STARRING: Tom Cruise, Dakota Fanning, Justin Chatwin, Miranda Otto, Tim Robbins, Rick Gonzalez, Yul Vázquez, Lenny Venito, Lisa Ann Walter, Ann Robinson, Gene Barry, David Alan Basche, Roz Abrams, Camillia Sanes and Amy Ryan
As Earth is invaded by alien tripod fighting machines, one family fights for survival.
War of the Worlds focuses on Ray Ferrier, a divorced dockworker who happens to be a less than perfect father to his two kids. When he ex-wife and her husband drop off his teenage son Robbie and young daughter Rachel for the weekend, a strange and powerful lightning storm hits the town. What happens after the storm is an extraordinary battle for the survival of mankind against an alien threat.
Based on H.G. Wells’ novel of the same name, War of the Worlds came out in 2005 and was Steven Spielberg’s followup film to his 2004 film The Terminal. We follow Ray Ferrier, a divorced crane operator who works at the docks in New York and lives in New Jersey, who is estranged from his children Robbie and Rachel and they’re staying at his house for the weekend as his ex-wife and her husband are heading to visit her parents in Boston. During their stay, a strange and powerful lightning storm hits the town and what occurs next threatens the existence of humanity and the world as we know it.
War of the Worlds at the time was a film that I felt incredibly disappointed by when it had its cinematic run and upon rewatching it for the first time in years today I will admit that I liked it more than how I remembered it. The arc of Tom Cruise’s self-absorbed deadbeat dead turned protective parent is one that I actually bought into, particularly in the pivotal scene halfway through the film where he is forced to make the unbearable choice of either letting go of his son who will seemingly run into his death in witnessing the fight against the alien threat or losing his daughter to a strange couple who believe that she’s on her own. It’s little moments of humanity in the film for me that shines the most from the blockbuster spectacle, such as the scene that takes place in a dark basement between Ray, Rachel and loose cannon Harlan Ogilvy, as well as the scene involving a desperate zombie-like mob forcing Ray and the kids to abandon the car showing that fear and instinct of survival completely outweigh compassion and senses of morality. The film also has some strong looking sequences, such as the initial attack from one of the alien tripods, to the attack of the Ferry and it’s the cinematography from Janusz Kaminski and film editing from Michael Kahn that should be commended the most for how well these scenes work. Initially on first viewing I didn’t buy Tom Cruise as this character at all but upon watching it again I definitely appreciate it more than I did originally, mainly due to the character arc and how Cruise sold me with his performance.

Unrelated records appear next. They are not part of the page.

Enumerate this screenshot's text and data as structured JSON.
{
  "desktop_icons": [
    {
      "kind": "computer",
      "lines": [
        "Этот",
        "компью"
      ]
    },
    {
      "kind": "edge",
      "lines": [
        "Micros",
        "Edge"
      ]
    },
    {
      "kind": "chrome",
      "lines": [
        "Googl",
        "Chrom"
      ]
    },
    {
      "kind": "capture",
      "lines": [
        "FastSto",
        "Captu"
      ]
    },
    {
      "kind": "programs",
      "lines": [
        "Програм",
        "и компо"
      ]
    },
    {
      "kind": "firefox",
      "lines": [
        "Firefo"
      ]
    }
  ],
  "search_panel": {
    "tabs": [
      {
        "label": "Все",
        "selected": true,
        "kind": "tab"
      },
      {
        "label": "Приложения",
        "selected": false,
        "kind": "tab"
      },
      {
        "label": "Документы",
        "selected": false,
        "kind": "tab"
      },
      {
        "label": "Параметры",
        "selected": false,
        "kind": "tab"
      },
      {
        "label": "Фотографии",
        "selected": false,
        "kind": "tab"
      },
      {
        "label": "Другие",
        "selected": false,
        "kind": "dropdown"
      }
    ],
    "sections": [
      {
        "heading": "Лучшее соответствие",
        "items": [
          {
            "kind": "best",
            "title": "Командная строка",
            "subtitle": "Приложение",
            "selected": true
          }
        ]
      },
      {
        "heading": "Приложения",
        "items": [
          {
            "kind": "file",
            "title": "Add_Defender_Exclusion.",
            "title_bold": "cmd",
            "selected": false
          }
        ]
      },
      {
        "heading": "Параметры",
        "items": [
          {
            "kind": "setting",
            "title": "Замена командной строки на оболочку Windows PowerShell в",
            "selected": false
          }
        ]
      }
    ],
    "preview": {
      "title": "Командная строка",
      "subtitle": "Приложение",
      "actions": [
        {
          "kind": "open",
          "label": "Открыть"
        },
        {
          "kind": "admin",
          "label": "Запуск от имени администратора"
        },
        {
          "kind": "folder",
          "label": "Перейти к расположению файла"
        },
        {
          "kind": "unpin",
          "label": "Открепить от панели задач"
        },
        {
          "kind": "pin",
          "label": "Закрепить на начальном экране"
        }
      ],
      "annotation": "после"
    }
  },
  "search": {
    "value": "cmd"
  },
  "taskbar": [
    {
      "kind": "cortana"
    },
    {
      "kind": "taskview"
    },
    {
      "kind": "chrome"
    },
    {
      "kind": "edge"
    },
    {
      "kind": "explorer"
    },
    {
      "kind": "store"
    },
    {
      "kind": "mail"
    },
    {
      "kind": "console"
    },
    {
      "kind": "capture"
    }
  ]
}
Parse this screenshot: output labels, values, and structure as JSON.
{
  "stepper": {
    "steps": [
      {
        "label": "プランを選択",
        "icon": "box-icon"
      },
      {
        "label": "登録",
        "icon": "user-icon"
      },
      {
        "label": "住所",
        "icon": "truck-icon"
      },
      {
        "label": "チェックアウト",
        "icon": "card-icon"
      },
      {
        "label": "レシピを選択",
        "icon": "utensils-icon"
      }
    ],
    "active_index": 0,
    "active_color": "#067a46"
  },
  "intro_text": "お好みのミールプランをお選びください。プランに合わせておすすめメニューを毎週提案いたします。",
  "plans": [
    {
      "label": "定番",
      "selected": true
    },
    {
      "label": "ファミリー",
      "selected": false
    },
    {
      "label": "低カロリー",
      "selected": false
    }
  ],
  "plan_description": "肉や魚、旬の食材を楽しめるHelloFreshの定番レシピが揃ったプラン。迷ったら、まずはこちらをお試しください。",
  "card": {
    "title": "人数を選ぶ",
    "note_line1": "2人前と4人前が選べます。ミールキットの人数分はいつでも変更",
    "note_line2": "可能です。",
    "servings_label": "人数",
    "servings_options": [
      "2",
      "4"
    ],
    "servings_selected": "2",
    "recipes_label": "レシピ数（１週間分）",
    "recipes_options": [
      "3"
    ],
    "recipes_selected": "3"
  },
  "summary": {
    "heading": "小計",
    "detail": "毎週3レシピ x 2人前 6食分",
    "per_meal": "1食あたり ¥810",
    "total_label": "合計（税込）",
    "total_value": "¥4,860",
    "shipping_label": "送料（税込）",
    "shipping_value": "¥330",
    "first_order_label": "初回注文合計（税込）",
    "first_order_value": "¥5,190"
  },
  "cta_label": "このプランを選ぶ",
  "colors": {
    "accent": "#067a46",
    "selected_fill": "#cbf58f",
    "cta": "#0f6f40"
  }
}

While the film has some strong ideas and some very well constructed scenes, I can’t love the film due to its final act. To say that it’s an underwhelming final act would be an understatement as not only does it appear rushed, it manages to wrap up a certain pivotal moment that had such weigh behind it and make it completely irrelevant due to how the film ends. Outside of Tom Cruise, I honestly didn’t care for any of the other characters, not even his kids played by Dakota Fanning and Justin Chatwin. It’s nothing to do with their performances, it’s that their characters are standard children cliches such as the teenager that doesn’t get on with his father and the daughter that’ll scream….alot. The lighting in the scene when the kids get dropped off at Ray’s house is still all kinds of distracting with its brightness. Most of the CGI still stands up nicely with exception to some instances in the tripod’s attack in the town is too noticeably green screen.
It’s a fine film with some memorable sequences involving the tripods attacking the town, ferry and everyone trying to run from them and the little moments focusing on the loss of humanity in a time of such plight is when the film is at its strongest. It’s a shame that outside of Tom Cruise, no one else (well, bar Tim Robbins) gets a chance to shine in a scene and the films final act is still a rather unsatisfying finish considering how strong the film starts. 5/10